Go through the entries below and collect each line with the string "header" in it.

....................

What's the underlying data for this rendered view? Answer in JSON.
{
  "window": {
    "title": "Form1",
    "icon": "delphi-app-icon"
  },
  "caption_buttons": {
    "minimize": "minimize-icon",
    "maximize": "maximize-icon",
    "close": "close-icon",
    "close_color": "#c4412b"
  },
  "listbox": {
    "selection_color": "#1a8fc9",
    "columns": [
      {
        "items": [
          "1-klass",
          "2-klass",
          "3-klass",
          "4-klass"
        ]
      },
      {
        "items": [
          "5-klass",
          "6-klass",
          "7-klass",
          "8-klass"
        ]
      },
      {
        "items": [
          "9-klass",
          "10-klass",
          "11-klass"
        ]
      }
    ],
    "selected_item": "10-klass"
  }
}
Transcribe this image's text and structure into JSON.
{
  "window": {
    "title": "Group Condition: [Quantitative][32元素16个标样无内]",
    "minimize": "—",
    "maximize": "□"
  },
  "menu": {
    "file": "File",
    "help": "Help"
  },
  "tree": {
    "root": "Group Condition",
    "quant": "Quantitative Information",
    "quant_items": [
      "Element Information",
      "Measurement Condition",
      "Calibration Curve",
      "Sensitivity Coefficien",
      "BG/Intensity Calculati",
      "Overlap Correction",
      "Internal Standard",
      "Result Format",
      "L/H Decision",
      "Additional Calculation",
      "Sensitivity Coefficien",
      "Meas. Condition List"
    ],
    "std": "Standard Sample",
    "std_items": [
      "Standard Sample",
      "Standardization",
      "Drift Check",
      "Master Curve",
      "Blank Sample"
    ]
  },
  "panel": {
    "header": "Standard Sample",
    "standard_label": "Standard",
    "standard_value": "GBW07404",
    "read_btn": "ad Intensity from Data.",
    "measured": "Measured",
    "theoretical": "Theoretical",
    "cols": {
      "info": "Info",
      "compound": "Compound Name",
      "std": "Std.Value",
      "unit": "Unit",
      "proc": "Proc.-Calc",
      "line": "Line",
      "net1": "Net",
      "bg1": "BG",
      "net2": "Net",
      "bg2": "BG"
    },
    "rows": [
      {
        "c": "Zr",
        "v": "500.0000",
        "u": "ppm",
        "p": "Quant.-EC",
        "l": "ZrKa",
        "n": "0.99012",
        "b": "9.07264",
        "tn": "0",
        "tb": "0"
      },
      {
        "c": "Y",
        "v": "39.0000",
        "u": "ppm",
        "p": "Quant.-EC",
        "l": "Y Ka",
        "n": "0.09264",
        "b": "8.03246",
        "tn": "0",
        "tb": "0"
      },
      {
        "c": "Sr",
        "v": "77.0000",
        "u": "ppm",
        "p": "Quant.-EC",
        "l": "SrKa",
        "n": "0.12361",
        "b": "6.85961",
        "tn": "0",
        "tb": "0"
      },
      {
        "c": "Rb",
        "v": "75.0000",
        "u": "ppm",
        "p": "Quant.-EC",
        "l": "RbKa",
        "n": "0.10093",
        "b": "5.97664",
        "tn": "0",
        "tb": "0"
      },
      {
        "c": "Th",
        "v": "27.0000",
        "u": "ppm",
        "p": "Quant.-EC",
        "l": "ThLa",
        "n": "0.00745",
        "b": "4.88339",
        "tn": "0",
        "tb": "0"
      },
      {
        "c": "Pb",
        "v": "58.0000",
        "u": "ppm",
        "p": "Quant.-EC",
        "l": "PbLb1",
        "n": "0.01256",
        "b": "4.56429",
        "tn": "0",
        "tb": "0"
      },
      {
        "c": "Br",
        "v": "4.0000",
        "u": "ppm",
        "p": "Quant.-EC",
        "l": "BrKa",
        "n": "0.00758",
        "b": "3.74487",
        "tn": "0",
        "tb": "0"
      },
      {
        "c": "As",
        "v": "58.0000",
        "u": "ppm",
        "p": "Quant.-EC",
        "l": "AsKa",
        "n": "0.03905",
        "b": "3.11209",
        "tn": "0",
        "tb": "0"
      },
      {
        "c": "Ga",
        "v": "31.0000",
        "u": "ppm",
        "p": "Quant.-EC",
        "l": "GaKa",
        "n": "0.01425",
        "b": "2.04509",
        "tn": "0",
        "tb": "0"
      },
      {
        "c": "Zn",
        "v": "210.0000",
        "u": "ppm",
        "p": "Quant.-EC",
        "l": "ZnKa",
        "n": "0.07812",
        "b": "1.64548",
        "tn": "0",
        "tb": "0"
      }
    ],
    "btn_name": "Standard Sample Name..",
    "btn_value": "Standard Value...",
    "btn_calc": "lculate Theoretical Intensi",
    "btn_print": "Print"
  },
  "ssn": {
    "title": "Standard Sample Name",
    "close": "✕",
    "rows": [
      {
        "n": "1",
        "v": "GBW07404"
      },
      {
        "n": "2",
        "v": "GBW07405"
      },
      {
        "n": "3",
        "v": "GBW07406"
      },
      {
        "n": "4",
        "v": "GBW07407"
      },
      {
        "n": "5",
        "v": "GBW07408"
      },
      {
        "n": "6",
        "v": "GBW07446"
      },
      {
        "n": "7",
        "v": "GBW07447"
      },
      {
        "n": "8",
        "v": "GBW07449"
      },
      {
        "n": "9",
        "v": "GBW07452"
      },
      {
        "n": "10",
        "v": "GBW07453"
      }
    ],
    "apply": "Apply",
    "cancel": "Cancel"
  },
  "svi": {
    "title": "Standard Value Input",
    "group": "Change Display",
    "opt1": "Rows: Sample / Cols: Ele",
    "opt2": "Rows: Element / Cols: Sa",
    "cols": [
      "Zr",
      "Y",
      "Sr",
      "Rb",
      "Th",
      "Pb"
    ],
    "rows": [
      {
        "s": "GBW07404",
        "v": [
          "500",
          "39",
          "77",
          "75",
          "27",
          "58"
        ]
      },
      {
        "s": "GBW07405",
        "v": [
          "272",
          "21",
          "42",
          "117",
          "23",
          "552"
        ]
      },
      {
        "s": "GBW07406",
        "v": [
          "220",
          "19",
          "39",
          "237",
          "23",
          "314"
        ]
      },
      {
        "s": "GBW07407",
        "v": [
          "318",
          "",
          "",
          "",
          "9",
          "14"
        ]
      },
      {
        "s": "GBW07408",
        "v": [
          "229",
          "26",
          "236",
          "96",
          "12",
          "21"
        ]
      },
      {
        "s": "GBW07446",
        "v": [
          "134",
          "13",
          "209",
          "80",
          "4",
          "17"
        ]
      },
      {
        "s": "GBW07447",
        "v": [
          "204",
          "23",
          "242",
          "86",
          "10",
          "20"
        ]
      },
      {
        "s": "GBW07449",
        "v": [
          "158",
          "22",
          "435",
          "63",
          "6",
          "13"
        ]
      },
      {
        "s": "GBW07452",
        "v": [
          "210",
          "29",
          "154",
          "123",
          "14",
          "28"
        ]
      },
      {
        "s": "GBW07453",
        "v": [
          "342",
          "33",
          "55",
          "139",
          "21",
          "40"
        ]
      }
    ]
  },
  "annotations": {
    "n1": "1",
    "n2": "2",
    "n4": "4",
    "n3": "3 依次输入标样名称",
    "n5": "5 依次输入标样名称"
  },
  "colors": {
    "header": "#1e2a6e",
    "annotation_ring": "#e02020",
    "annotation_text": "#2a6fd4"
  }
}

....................

OUTPUT BELOW>
    "header": "Standard Sample",
    "header": "#1e2a6e",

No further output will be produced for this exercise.